5.With the working yarn held at the back slip the empty needle (A) into the first st from left to right and front to back so that the stitch is held open.

Needle position

Place RH needle in 1st stitch

6.Wrap the yarn clockwise around the needle and draw this loop back through the st to the front.

English:

English style wrap yarn

English: yarn from RH come under needle to left

English wrap yarn

Bring yarn over needle to right

English bring loop through

Pull new loop through to front with RH needle

Draw loop through stitch and leave on RH needle

Drop worked stitch from LH needle to complete

Continental:

Continental: using LH wrap yarn over to the right

Bring yarn back under to the left

Using RH needle pull loop through to front

7.Slip the worked st off needle B. The new st sits on needle A with it’s left leg (leading to the working yarn if right-handed) at the back and it’s right leg (leading to the working yarn if left-handed) at the front. If a st is accidentally dropped off the needle you should take care to ensure that it sits in the same manner when picking it up again or you will end up with an errant twisted st in your pattern (covered later).
8.Repeat steps 5-7 to the end of the row.
9.Transfer the full needle to the other hand, turning it so that the wrong-side (WS) is face up. You will be looking at a row of ‘bumps’ or ‘bars’ under the needle. These are purl stitches produced when you knit into the the right-side (RS).WS purl bumps10.Ensure the yarn is held at the back again before you position the empty needle, as with step 5. If you position the needle first then take the yarn back you will create an extra stitch at the beginning of this row.
11.Work steps 5-8 to the end of the row.
12.You will now see a row of ‘horseshoes’ below the needle which are the knit stitches.RS horseshoes13.Transfer the needle to your other hand and note that the row just worked appears now as purl stitches on the RS.
14.Repeat steps 5-10 repeatedly until you have an adequate length for a scarf and cast-off (demonstrated in another tutorial).

Twisted Knit St
– instead of an open horseshoe these knit stitches have crossed legs that draw them tighter together. There are two methods by which they are produced to give a right over left twist or left over right twist respectively. The first is used to emphasise lines particularly in lace patterns and is referred to in knitting patterns as through the back loop (tbl). The second is generally considered to be a mistake. By being familiar with how they look and how they are produced at an early stage whilst learning to knit you can avoid creating them accidentally and making your garments tighter than the pattern originally intended.

Right-over-left (Ktbl)
1.Follow steps 1-3 or 4 above as usual.
2.With the working yarn held at the back slip the empty needle (A) into the first st from right to left and front to back.Position needle right to left and front to back (through the back loop)3.Follow steps 6-8 above as usual.
4.The twisted stitch is created in the row below those positioned on the needle.

Left-over-right

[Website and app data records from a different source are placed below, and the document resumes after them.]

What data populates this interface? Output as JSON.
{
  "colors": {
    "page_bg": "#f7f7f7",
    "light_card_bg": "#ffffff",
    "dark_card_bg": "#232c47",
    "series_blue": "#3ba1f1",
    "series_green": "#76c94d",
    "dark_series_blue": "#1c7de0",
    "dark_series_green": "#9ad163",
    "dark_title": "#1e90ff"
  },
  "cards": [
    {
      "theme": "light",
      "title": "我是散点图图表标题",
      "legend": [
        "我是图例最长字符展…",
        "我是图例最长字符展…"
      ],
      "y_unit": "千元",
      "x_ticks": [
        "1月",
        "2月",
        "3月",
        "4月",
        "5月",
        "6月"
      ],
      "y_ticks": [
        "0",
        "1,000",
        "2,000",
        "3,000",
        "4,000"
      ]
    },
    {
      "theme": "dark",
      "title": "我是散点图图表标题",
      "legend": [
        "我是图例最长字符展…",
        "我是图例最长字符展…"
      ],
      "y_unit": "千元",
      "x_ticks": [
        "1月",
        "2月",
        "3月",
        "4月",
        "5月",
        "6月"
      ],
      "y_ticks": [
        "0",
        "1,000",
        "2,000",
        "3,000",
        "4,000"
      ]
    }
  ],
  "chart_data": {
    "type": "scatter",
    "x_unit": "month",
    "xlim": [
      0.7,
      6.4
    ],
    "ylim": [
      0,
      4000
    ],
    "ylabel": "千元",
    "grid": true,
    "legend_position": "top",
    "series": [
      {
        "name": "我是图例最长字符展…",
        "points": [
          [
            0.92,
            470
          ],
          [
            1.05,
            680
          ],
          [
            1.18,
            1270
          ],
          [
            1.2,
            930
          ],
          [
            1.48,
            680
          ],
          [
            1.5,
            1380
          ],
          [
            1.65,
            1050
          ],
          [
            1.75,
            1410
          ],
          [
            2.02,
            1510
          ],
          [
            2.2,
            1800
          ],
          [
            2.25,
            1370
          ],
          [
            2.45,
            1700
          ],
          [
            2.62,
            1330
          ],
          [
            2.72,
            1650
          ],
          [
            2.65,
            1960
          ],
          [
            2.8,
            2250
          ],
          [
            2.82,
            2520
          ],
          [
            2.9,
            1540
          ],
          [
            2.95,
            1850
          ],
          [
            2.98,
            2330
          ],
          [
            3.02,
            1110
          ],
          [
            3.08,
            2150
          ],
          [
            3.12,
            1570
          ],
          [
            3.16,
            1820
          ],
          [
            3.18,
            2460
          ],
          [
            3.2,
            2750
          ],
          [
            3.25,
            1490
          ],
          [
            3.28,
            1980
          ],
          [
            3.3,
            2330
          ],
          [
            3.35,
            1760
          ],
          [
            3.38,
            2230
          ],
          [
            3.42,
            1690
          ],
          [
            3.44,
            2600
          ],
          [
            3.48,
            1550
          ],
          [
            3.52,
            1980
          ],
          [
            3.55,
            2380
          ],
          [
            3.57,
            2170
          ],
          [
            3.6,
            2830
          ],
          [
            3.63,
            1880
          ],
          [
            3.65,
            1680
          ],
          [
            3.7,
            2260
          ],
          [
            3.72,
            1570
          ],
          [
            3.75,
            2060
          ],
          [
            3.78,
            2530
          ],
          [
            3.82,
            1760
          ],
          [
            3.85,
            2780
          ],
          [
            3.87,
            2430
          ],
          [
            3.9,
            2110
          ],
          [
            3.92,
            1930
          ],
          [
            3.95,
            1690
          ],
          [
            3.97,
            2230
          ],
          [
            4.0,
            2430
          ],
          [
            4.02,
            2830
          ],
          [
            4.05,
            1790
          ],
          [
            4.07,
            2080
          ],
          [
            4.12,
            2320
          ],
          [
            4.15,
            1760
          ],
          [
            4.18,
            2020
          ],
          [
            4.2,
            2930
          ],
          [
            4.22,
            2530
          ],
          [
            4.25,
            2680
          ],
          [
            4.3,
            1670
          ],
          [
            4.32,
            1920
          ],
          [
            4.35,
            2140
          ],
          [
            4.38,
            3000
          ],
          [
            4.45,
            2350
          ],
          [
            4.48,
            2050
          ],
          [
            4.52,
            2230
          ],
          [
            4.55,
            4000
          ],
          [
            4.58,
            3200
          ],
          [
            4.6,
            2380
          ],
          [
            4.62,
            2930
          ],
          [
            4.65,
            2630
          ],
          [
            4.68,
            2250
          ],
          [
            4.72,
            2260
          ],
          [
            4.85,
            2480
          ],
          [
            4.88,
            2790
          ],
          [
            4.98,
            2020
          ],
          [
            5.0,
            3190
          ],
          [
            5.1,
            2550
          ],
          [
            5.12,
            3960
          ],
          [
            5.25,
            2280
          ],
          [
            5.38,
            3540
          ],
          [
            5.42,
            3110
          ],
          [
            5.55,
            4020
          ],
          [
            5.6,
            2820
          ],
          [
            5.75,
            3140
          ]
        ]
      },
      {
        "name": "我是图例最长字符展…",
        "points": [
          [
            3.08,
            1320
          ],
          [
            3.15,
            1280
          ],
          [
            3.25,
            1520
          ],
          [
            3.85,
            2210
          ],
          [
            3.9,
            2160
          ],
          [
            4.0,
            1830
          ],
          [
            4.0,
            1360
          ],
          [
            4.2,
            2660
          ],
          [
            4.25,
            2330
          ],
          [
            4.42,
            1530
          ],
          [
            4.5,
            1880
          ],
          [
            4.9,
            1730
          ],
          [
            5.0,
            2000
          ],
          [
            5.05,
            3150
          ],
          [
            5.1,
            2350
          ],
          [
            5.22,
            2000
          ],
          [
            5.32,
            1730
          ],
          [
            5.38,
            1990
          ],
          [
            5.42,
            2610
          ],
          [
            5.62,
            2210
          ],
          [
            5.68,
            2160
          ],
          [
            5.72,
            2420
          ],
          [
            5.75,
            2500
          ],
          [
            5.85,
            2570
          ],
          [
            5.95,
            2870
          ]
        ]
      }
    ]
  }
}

1.Follow steps 1-5 above as usual.
2.Wrap the yarn anti-clockwise around the needle and draw this loop back through the st to the front.3.Slip the worked st off needle B. The new stitch sits on needle A with it’s left leg (leading to the working yarn) at the front and it’s right leg at the back.
4.Repeat steps 1-3 until the end of the row.
5.The twisted stitches will not appear until you have worked the next row as usual. They can therefore still be resolved by working each st in this row, either as a K or a P, through the back loop.

Photo’s and text copyright ©onehandknits (Anna Richardson) 2010. Not for redistribution.

Post to Twitter Post to Facebook Post to Google Buzz Post to Reddit Post to StumbleUpon

About Onehandknits

I am a former doctor now designing knitwear and teaching in SE London.
This entry was posted in Beginner, Knitting Tutorials and tagged , , , , , , , , , , , , , , , , , . Bookmark the permalink.

Leave a Reply

Your email address will not be published. Required fields are marked *